## Directions for this task
Which lines in the records below contain the word "impr"? Return each of them.

## Materials provided
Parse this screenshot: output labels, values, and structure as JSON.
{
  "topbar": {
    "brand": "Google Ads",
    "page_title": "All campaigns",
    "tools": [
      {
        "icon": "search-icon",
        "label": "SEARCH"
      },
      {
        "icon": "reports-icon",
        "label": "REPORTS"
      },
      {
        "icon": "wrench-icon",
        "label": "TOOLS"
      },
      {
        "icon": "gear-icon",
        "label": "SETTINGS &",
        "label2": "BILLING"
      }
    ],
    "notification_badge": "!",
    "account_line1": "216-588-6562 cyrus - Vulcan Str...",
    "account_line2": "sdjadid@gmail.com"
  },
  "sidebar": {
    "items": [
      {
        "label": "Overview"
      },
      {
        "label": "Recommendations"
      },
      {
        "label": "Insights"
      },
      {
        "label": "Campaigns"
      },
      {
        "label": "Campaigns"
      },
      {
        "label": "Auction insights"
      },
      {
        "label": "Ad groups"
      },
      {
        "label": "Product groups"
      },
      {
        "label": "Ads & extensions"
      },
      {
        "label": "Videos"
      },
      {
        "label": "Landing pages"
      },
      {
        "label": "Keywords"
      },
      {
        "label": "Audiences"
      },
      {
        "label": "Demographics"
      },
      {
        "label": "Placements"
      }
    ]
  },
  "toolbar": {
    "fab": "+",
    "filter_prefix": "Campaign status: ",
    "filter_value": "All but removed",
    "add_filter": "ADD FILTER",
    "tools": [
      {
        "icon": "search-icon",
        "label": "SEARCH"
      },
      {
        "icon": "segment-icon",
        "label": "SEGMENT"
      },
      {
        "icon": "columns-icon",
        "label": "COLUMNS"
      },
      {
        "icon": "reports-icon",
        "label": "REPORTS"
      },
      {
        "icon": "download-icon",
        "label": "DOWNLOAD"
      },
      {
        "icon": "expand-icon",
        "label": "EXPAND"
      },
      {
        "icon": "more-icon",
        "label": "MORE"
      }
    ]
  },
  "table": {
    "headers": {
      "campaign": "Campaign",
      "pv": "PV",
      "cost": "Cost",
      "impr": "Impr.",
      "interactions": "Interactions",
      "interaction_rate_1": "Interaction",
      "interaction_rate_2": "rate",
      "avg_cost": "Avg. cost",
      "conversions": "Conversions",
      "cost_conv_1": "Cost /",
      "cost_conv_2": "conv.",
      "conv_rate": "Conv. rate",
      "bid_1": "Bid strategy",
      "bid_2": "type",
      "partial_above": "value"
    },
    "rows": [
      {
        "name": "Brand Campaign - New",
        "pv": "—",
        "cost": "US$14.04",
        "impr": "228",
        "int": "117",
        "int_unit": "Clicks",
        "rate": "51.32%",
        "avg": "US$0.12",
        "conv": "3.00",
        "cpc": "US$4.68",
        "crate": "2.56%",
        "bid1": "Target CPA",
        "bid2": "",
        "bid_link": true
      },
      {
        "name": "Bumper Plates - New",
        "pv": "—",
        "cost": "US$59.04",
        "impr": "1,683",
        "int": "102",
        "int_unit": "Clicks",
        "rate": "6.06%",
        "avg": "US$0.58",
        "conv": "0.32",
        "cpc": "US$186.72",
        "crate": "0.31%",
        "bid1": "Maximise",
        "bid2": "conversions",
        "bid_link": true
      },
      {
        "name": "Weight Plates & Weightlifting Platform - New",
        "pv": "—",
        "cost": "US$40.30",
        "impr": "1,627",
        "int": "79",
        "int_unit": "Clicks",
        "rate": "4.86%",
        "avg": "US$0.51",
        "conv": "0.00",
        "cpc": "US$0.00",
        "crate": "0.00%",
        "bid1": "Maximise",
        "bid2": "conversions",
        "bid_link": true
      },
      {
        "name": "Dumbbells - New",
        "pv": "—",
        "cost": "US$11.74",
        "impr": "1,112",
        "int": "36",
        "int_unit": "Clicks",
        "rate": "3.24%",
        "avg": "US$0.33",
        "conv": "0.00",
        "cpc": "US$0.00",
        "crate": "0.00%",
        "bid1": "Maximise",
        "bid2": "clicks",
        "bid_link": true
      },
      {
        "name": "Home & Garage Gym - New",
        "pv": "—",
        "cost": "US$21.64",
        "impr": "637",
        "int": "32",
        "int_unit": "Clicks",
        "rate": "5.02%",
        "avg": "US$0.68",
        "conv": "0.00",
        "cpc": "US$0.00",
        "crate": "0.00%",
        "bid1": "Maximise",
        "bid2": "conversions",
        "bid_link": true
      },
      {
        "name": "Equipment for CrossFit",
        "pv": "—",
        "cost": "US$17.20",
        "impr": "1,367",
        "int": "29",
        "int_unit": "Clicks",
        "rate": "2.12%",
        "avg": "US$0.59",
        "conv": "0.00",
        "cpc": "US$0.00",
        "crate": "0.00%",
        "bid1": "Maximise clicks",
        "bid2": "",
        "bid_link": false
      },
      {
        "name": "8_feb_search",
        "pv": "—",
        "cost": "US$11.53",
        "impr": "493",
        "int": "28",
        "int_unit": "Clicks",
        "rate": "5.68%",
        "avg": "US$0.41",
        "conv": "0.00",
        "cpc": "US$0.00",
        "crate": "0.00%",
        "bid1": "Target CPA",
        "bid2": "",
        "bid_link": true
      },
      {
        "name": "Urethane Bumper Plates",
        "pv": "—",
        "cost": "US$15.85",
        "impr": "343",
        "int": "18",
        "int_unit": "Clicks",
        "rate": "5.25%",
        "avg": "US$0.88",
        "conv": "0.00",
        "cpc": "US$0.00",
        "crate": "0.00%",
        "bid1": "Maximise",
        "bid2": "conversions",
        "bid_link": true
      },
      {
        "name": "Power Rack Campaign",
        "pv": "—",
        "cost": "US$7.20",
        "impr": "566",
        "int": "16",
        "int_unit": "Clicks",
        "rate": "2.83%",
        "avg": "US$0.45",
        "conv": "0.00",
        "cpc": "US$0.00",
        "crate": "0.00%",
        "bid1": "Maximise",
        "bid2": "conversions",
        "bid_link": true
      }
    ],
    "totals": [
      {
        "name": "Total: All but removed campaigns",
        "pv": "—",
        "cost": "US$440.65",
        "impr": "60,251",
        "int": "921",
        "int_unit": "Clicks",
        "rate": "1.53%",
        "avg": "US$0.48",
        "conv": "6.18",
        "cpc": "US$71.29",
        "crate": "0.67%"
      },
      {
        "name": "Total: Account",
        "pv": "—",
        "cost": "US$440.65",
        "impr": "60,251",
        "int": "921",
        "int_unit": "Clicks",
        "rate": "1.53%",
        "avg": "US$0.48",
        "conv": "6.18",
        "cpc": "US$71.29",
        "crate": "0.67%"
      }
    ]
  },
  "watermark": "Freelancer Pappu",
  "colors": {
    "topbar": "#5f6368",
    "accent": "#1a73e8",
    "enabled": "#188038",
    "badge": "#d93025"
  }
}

## Answer space
      "impr": "Impr.",
        "impr": "228",
        "impr": "1,683",
        "impr": "1,627",
        "impr": "1,112",
        "impr": "637",
        "impr": "1,367",
        "impr": "493",
        "impr": "343",
        "impr": "566",
        "impr": "60,251",
        "impr": "60,251",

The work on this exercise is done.